November 14, 2006
Breaking down Topps WWE Heritage II
By JON WALDMAN -- SLAM! Wrestling
Over the last few Topps/WWE releases, you've probably become accustomed to seeing me give this reason or that reason as to why you should pick up a product. With WWE Heritage II, the latest release from the New York-based company, however, we're going to change things up a bit.
You see, there's a certain realization that comes with having done three WWE trading card reviews -- collectors will most definitely get a complete set out of a box, a couple good bonus cards and, in most products, some unique inserts.
With Heritage II, SLAM! Wrestling has been afforded a rare opportunity to look not only at the set, but at the hobby and retail versions, as well as a couple special package releases as well. So let's look at each on its own
By far the most common release that collectors will find, the Hobby Box will almost certainly offer a full 90-card base set to a breaker. On top of that, you'll have 22-odd doubles either for trading, keeping or even, if you are really ambitious, autographing.
Hobby also offers up a few unique collectible opportunities. The first pops out as soon as you open the box, in the form of the photograph-sized Tag Team Superstars cards. These pieces offer up some of the WWE's best tandems, including DX, in a nicely-sized keeper.
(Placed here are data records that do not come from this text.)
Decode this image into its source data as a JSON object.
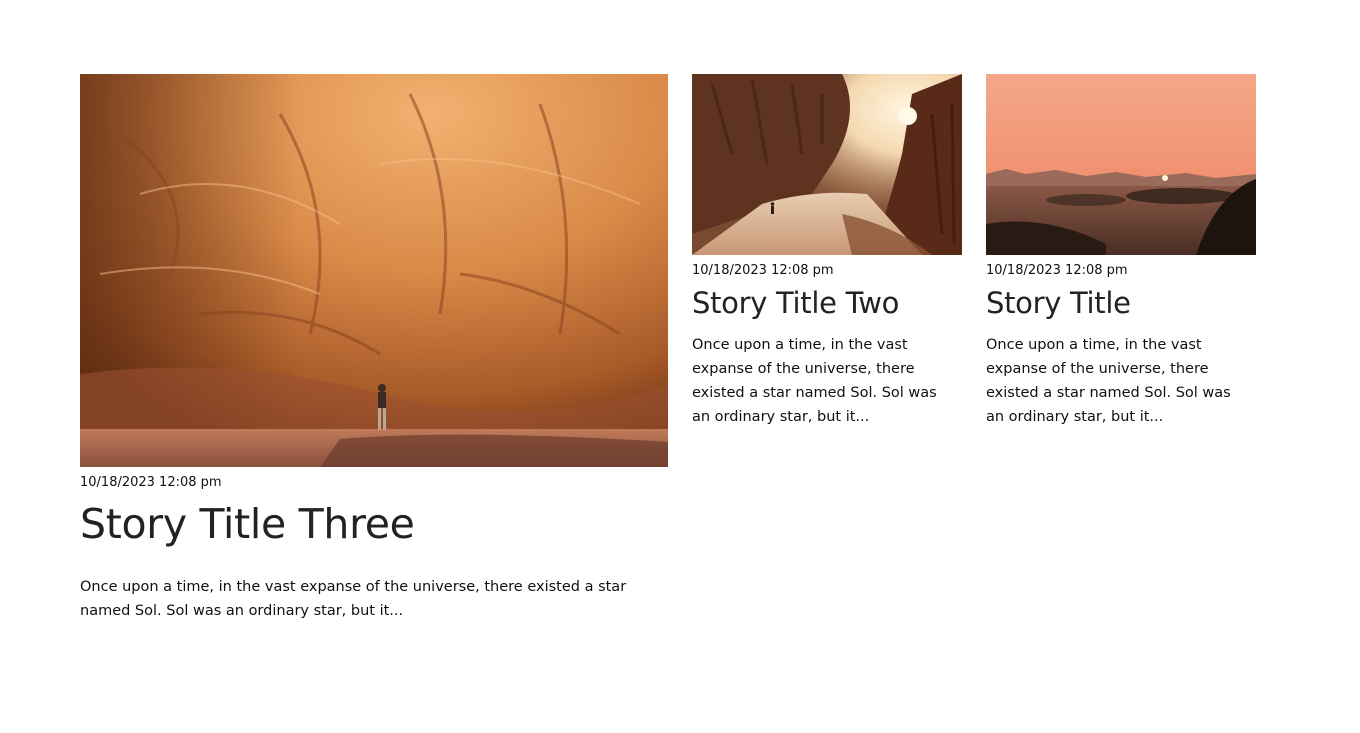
{
  "posts": [
    {
      "date": "10/18/2023 12:08 pm",
      "title": "Story Title Three",
      "excerpt": "Once upon a time, in the vast expanse of the universe, there existed a star named Sol. Sol was an ordinary star, but it..."
    },
    {
      "date": "10/18/2023 12:08 pm",
      "title": "Story Title Two",
      "excerpt": "Once upon a time, in the vast expanse of the universe, there existed a star named Sol. Sol was an ordinary star, but it..."
    },
    {
      "date": "10/18/2023 12:08 pm",
      "title": "Story Title",
      "excerpt": "Once upon a time, in the vast expanse of the universe, there existed a star named Sol. Sol was an ordinary star, but it..."
    }
  ],
  "colors": {
    "sandstone_light": "#e8a060",
    "sandstone_dark": "#7a3a18",
    "sunset_sky": "#f0a07a",
    "canyon_shadow": "#3a2418"
  }
}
Next up are the Turkey Red WWE Legends cards. Turkey Red, for those who didn't read my set preview (and if you didn't, shame on you), Turkey Reds were originally a baseball set issued in the late 1800s with a lithograph feel. Thus, the legends are a better way to spotlight the history of the set, and it doesn't get any better than the Andre the Giant card (which, unfortunately, eluded me).
Now we get to the goodies -- the value cards. Both the event-used relic and autographed cards return this year. Again, however, I'm disappointed with the use of tee-shirts over other memorabilia in the Ringside Relics cards. Let's hope that my pleas for trunks, knee pads or other equipment will be used next time. The signatures are also pretty crisp and, for the value fiend, are the number one reason to get into the hobby box.
For my money and enjoyment, I'd lean more towards a Retail Box, which offers up approximately one set and 18 doubles. Fewer base cards (translating to less of a guaranteed set) yes, but the real value here is in the inserts.
First up are the Turkey Red cards. While both retail and hobby distribution have these cards, retail has the current talent featured, with names like John Cena and Rey Mysterio highlighted. The design on these cards is crisp and has become hot in baseball and football.
For kids, there's a good reason to go after the retail packs, because there's a good chance you'll pull a magnet card, which makes for a fun display in lockers. Like last year's stickers, the cards are die-cut and, despite the posed shots, are pretty slick.
The best cards, however, come in the retail-only event-used mat cards. What makes these cards so appealing, aside from being a piece actually used during competition, is that they are event dated. For a sports collector like myself, this is a HUGE step in adding to the enjoyment as it gives a bit of origin to the card and makes it all that more special.
Another retail release, these offer up a good starter for a base collector, a regular-sized version of the aforementioned tag team cards and a unique bonus card that parallels certain base cards. As well, the cards come in a collectible tin featuring a WWE superstar.
The final distribution offered is two-retail back blisters. All of the inserts are available here, plus a standard-size tag team card in each pack.
So now that all the options are before you, be sure to grab Topps WWE Heritage II while you can.
Hobby (1 box)
Jon Waldman, a SLAM! Wrestling staff member since 2000, is a noted collectibles writer. His memorabilia work can be found online at Sportsology's Card Corner and in Hockey Business News.